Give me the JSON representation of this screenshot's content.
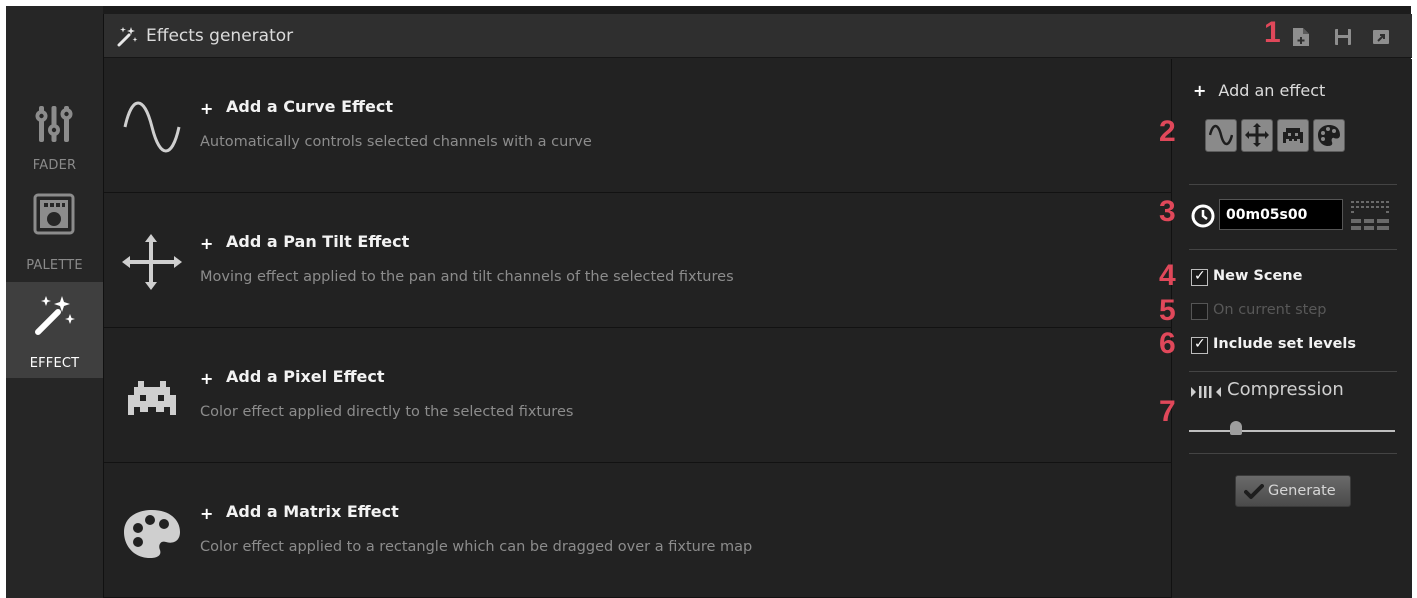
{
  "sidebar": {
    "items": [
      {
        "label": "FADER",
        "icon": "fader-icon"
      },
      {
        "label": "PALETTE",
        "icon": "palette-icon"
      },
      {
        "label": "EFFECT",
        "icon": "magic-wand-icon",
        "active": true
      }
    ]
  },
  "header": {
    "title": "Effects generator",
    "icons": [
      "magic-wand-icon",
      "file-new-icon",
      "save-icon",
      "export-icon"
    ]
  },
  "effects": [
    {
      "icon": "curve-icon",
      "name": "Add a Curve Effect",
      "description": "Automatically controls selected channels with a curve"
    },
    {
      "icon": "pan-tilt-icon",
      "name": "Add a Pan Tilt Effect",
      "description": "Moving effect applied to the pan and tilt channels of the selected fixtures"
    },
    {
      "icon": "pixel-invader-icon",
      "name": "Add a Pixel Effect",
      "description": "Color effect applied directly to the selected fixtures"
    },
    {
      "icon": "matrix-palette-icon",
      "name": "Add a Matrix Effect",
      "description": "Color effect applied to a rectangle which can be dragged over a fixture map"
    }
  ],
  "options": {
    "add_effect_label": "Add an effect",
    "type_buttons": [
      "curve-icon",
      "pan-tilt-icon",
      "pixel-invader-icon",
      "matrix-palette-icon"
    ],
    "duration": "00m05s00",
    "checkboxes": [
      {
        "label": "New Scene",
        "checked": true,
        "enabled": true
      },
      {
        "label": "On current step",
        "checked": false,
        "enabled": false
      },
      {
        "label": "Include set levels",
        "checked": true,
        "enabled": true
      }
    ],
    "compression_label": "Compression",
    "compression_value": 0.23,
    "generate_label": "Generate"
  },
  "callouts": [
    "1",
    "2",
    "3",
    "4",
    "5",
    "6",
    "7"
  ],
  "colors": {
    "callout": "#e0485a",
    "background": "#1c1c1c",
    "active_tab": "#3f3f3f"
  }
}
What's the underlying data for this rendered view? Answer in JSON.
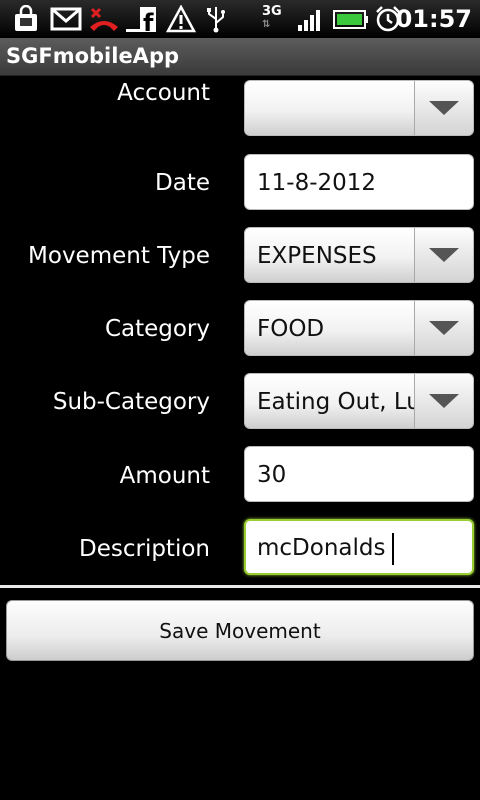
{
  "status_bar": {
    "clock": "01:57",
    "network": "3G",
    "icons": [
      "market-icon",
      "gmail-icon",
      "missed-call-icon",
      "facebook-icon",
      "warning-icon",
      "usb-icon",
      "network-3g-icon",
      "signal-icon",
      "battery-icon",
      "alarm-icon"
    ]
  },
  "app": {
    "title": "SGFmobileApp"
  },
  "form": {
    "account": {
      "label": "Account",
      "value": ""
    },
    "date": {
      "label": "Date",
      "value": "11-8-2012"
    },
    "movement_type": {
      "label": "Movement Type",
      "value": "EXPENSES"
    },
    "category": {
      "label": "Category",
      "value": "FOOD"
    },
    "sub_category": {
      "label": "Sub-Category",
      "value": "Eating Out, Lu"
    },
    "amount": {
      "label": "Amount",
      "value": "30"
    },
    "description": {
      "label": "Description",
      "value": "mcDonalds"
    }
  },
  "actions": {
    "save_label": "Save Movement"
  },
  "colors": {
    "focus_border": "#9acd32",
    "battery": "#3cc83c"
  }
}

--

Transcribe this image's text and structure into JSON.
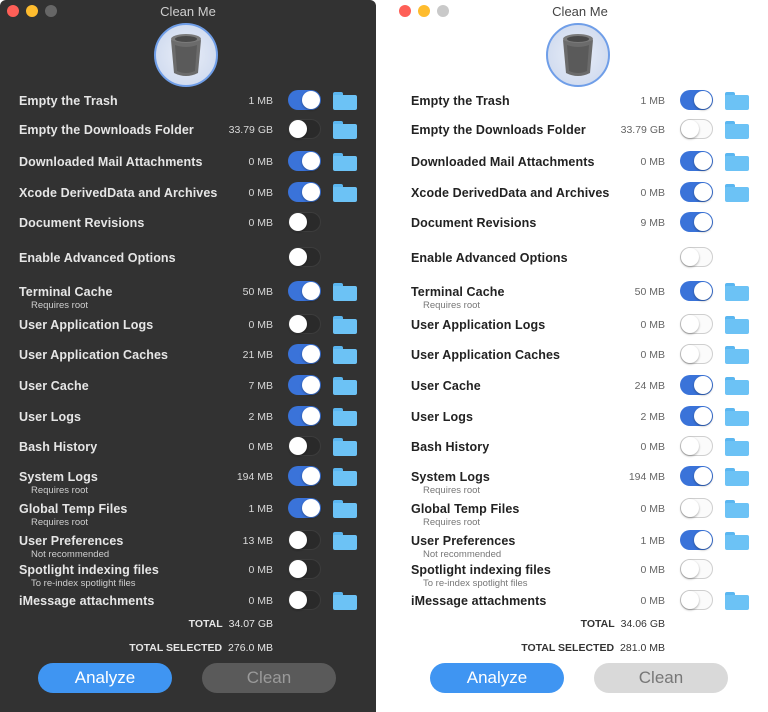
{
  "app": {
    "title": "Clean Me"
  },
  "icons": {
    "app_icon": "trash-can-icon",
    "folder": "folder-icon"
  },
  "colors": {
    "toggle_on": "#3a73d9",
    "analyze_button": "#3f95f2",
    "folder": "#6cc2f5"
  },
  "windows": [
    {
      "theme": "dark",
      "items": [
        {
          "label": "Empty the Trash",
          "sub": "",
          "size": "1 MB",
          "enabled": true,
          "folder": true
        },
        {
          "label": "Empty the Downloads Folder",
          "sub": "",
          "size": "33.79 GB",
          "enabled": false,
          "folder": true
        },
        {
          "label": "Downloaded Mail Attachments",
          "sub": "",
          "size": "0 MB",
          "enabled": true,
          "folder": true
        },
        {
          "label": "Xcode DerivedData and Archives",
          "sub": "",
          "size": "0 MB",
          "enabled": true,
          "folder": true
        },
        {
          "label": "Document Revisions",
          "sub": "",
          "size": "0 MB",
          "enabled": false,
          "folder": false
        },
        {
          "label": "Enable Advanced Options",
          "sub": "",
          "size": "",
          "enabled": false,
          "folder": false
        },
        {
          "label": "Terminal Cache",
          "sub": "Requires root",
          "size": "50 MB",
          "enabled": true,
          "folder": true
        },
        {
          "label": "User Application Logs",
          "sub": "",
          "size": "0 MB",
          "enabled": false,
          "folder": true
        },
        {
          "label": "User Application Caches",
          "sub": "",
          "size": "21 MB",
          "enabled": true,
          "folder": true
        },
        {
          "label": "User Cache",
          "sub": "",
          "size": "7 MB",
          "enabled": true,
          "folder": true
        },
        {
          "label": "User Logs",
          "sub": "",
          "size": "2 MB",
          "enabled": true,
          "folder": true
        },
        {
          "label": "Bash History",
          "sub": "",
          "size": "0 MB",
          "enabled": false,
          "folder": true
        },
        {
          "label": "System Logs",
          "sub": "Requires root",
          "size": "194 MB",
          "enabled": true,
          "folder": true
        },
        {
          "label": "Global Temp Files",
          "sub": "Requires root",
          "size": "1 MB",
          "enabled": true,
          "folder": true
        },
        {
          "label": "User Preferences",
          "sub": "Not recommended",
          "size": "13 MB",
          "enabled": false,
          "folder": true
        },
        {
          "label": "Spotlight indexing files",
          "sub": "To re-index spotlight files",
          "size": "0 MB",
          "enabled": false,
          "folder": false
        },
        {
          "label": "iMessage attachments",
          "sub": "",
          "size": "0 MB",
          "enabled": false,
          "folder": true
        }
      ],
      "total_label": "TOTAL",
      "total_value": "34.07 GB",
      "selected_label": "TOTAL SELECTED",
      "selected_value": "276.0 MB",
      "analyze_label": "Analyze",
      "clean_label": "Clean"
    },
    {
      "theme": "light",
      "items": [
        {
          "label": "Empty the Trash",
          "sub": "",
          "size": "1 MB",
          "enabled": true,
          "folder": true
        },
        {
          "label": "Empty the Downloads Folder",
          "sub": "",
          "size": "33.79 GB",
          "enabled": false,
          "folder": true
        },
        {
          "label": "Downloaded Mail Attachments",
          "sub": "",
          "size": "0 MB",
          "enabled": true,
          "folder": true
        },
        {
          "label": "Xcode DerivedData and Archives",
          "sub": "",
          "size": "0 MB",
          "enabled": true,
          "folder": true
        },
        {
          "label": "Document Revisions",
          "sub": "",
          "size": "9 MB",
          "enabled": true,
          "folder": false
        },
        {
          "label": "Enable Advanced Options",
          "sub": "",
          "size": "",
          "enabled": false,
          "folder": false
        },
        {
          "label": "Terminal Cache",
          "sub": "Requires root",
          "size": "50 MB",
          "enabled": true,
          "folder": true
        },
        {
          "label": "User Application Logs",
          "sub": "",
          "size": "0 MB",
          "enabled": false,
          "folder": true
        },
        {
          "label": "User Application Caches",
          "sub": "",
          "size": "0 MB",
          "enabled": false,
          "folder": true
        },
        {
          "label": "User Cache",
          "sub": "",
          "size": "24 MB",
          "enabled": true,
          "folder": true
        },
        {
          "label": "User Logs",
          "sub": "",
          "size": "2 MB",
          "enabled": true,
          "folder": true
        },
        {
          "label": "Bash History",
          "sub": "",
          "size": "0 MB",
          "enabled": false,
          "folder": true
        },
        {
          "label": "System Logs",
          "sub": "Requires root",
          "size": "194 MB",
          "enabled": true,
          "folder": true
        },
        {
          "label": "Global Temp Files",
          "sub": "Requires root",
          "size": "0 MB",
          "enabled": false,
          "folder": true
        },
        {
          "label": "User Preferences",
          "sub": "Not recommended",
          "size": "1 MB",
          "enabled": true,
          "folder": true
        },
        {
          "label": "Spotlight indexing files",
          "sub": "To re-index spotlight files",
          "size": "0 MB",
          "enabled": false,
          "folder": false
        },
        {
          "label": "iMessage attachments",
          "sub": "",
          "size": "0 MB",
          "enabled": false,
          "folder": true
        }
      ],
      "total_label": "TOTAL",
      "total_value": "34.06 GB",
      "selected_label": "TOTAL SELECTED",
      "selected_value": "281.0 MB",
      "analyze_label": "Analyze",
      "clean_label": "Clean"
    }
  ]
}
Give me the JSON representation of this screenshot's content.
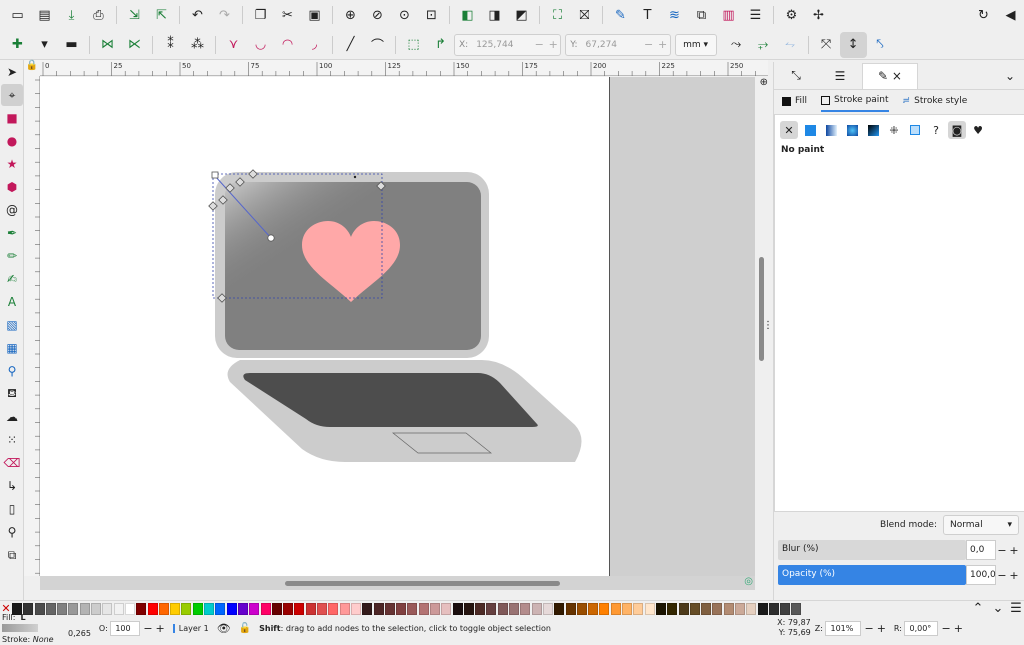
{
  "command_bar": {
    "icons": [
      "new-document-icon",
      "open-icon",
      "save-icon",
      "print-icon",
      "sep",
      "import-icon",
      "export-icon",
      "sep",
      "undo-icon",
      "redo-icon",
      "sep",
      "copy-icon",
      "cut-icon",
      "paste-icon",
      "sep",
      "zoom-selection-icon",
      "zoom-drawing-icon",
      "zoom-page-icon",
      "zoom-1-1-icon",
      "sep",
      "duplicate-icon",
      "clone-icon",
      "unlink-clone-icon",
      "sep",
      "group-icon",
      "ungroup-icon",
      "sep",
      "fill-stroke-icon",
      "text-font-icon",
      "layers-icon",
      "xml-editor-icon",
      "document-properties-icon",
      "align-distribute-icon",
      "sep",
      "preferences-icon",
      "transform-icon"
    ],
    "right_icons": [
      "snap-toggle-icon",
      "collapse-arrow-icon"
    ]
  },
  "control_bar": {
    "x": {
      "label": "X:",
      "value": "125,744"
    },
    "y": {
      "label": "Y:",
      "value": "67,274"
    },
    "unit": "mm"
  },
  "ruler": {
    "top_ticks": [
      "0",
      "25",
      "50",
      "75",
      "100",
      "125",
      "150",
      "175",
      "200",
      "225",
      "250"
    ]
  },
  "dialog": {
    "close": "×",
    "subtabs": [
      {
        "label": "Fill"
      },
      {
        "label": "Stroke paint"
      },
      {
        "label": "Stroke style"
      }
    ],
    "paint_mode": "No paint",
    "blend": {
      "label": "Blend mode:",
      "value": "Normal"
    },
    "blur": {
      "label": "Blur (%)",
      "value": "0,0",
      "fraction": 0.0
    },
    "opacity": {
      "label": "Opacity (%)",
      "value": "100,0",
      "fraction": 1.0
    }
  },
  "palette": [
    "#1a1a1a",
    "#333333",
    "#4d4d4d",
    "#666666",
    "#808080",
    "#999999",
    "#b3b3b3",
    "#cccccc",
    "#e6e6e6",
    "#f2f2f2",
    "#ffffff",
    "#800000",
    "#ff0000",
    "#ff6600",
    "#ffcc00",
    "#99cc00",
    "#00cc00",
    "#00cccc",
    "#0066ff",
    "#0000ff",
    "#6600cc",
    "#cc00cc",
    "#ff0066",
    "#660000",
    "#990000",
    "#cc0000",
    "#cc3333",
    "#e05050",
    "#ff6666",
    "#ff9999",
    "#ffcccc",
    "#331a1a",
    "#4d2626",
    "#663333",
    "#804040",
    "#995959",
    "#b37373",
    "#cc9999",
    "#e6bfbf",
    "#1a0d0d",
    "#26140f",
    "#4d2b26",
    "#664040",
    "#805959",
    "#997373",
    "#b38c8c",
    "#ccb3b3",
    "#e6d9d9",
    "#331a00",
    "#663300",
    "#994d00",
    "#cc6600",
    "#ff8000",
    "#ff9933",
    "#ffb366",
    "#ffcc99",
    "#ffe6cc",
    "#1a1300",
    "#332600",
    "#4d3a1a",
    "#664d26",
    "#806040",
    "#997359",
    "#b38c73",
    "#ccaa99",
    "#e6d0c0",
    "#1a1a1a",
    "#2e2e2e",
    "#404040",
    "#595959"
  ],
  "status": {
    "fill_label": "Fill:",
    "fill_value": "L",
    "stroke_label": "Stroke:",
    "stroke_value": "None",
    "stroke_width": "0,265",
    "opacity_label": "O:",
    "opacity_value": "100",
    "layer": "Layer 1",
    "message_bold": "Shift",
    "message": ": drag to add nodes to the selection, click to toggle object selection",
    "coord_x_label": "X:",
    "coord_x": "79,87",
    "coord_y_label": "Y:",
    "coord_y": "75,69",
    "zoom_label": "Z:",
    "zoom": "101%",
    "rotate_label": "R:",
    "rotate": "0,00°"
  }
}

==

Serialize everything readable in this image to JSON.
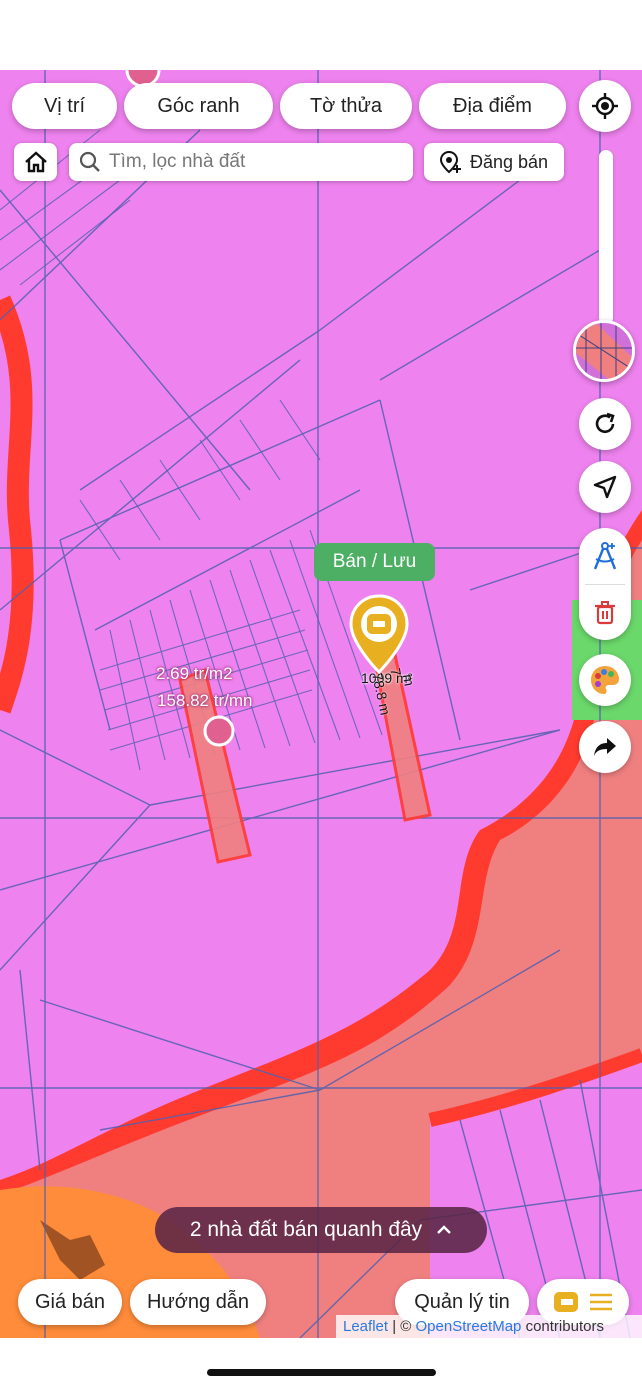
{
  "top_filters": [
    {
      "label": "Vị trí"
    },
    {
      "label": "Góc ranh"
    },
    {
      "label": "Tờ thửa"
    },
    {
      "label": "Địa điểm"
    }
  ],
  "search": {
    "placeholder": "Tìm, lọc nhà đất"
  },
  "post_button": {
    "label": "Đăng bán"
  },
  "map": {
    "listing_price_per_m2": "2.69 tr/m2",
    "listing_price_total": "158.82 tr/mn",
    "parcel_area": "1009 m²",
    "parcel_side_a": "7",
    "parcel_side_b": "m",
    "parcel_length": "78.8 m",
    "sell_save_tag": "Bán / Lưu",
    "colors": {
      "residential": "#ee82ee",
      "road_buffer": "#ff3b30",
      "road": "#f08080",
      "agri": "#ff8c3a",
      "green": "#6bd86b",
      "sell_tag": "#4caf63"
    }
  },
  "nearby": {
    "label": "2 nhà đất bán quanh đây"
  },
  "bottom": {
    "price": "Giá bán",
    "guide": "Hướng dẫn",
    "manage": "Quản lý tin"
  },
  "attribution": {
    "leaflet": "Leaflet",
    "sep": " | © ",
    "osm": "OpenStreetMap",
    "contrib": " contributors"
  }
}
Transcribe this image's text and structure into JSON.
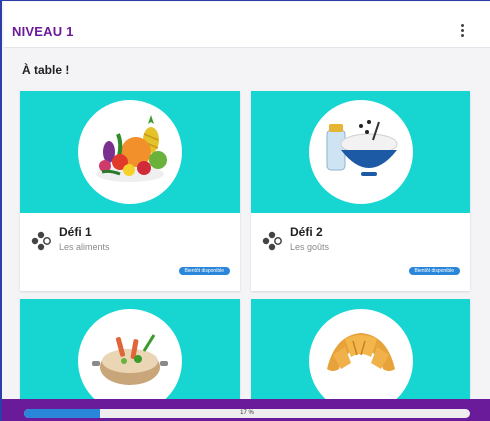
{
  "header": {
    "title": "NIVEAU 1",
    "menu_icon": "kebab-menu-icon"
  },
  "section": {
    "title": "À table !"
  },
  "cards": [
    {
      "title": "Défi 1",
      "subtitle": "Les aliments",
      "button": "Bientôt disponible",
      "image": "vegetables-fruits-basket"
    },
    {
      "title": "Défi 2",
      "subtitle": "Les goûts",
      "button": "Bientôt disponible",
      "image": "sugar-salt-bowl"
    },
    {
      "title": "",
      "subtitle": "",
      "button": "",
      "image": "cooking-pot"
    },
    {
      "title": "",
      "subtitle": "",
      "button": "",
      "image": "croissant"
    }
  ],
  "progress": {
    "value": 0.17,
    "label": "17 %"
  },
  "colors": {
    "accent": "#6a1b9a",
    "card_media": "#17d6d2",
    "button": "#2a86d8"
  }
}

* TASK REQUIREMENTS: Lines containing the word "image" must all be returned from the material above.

* EXERCISE ANSWER:
Transcribe this image's text and structure into JSON.
Serialize everything readable in this image to JSON.
Transcribe this image's text and structure into JSON.
      "image": "vegetables-fruits-basket"
      "image": "sugar-salt-bowl"
      "image": "cooking-pot"
      "image": "croissant"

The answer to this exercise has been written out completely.